Mike Fleming

In other Sundance news… The action on the Paul Rudd comedy My Idiot Brother began right after the premiere screening finished. The two parties chasing it hardest were Relativity Media and The Weinstein Company, with talk of a third bidder as well. The discussions were still taking shape around 2 AM, and the feeling was the film had a good shot to reach $5 million. Reaction to the film was that it was more heartfelt than broad comedy, and some of the players looking for a can’t miss wide release weren’t biting…

The unfortunate timing of Sunday’s Red State premiere –it starts right around the beginning of the fourth quarter of the New York Jets-Pittsburgh Steelers AFC Championship game created misunderstanding between director Kevin Smith and partner Jon Gordon over a football viewing party organized by Harvey Weinstein, but Harvey was quick to make it clear he was there to show love for the filmmaker he launched with Clerks. Smith and Gordon, who named their Harvey Boys banner for Weinstein, felt this way, according to an insider: “Kevin and Jon feel like the kids whose dad doesn’t show up for their baseball game because he went to a strip bar with the guys from the office instead.” Weinstein told me that despite the party, he never planned to miss Smith’s film. And brother Bob flew out to see it also. Harvey, a big Jets fan, explained, and took a shot at rival Steelers. “I never thought there would be a reason for the Steelers to even be on the field by halftime,” he told me. “I’d always planned to leave by the end of the first half to see Kevin’s movie.” Smith still plans to auction the film in front of the premiere audience, and if he walks out with a deal, it will be a welcome respite to all the other deals slow to close…

Sporting an outfit that looked a hybrid between black tie and a NASCAR driver’s uniform, director Morgan Spurlock had happily sold out as he mingled with the sponsors of his latest documentary. The film’s title was revealed after its premiere, and it takes the product placement theme to its ultimate conclusion. The film’s called POM Wonderful Presents: The Greatest Movie Ever Sold, with POM putting up $1 million of a $1.5 million budget that came entirely from sponsorships that are all over the movie.

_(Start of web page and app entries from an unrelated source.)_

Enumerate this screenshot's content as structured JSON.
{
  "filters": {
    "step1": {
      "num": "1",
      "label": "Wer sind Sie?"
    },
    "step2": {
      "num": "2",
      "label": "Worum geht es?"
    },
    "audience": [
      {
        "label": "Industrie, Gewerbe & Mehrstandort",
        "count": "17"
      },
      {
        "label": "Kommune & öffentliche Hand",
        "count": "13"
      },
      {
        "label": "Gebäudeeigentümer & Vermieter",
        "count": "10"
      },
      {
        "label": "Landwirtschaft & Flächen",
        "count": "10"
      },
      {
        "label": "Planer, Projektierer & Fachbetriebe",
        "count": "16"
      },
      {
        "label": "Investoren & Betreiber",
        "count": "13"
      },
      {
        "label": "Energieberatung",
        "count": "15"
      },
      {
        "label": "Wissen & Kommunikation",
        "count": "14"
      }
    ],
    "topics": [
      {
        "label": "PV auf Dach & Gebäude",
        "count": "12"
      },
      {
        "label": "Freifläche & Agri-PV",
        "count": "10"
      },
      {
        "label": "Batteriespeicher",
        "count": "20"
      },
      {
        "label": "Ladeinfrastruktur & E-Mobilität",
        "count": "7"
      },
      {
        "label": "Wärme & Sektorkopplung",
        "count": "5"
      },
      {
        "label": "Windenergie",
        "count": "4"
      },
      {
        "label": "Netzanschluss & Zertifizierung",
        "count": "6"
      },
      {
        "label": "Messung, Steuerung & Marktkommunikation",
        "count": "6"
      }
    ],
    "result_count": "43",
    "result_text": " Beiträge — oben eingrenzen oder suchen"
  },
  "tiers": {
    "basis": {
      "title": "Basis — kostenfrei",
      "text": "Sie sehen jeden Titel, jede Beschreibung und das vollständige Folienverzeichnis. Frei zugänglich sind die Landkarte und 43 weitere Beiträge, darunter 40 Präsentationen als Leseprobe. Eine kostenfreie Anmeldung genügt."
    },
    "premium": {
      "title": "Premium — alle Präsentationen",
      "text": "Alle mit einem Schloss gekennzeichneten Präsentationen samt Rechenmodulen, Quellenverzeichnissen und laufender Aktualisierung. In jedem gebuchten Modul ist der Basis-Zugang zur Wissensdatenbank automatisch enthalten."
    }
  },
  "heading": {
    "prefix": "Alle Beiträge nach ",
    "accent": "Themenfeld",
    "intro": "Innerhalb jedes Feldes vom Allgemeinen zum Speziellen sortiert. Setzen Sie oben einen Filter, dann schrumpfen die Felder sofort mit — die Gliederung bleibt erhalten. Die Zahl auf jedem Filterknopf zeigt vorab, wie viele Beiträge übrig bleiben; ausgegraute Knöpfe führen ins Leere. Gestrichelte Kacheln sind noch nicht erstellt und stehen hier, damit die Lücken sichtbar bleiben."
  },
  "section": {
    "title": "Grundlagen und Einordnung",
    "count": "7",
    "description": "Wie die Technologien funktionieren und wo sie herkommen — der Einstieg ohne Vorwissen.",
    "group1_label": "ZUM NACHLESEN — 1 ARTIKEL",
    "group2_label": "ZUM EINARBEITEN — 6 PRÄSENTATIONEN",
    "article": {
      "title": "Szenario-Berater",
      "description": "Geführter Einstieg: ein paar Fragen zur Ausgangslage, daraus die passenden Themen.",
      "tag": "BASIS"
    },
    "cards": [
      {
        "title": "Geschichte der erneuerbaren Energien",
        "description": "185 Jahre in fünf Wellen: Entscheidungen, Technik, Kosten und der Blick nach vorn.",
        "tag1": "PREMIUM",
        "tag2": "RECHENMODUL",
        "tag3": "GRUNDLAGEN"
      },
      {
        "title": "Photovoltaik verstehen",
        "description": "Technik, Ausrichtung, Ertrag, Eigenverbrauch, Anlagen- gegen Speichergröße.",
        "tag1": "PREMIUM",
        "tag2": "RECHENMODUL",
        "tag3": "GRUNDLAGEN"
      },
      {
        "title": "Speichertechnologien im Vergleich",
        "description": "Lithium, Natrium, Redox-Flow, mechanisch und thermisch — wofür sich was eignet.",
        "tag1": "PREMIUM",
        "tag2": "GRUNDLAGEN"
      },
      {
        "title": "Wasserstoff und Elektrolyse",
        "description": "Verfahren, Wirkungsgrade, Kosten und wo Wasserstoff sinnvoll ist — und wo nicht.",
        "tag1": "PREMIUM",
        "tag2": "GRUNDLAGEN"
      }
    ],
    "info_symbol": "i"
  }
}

Pic is a humorous docu based on an idea that grew in Spurlock’s mind after he watched an episode of Heroes, when Hayden Panetierre’s cheerleader character was gifted by her father a Nissan automobile. The blatant plug triggered Spurlock’s sponsorship campaign to mount a movie that, despite some unabashed whoring, delivers a message. Spurlock wore a black suit—designed by Ted Baker–that was embroidered with not only the film’s logo, but logos from numerous sponsors that included Jet Blue and Hyatt Hotels & Resorts. They were among a litany of sponsors ranging from Sheetz Convenience Stores to Ban Deodorant that paid up. Brand reps, who saw the movie for the first time Saturday, took the stage at the film’s conclusion. Spurlock, who lacerated the fast food industry with Super Size Me, isn’t down on product placements at all. In an age where viewers fast forward through commercials, it is a necessary evil that “can be a way to empower artists,” he said. Oh, yeah, Spurlock said he will absolutely wear his sponsored suit to the Oscars if the film got a nomination…

Legendary low-budget producer producer Roger Corman had an army of vocal supporters cheering him during the midnight premiere of the Alex Stapleton-directed Corman’s World. Corman took the stage and showed he’s not slowing down. He’ll continue to explore the hybrid toothy creature genre that began with Sharktopus, prepping a new one called Piranhaconda. The crowd-pleasing documentary had a litany of Corman colleagues who regaled with tales of Roger’s passion for not spending money, and for blowing shit up. Among those giving humorous testimony: Ron Howard, Martin Scorsese and Jack Nicholson—who actually became overcome and cried while expressing his love for the filmmaker…

While Sundance films have been slow to close, premiere tickets sure are selling. On Craigslist, there was a $100 asking price for a ticket to last night’s premiere of the Lee Tamahori-directed The Devil’s Double, about the man forced to become body double for Saddam Hussein’s brutal son Uday. Dominic Cooper plays both roles and his work is being hailed as a breakout performance, even though buyers tell me the torture and violence scenes are tough to watch.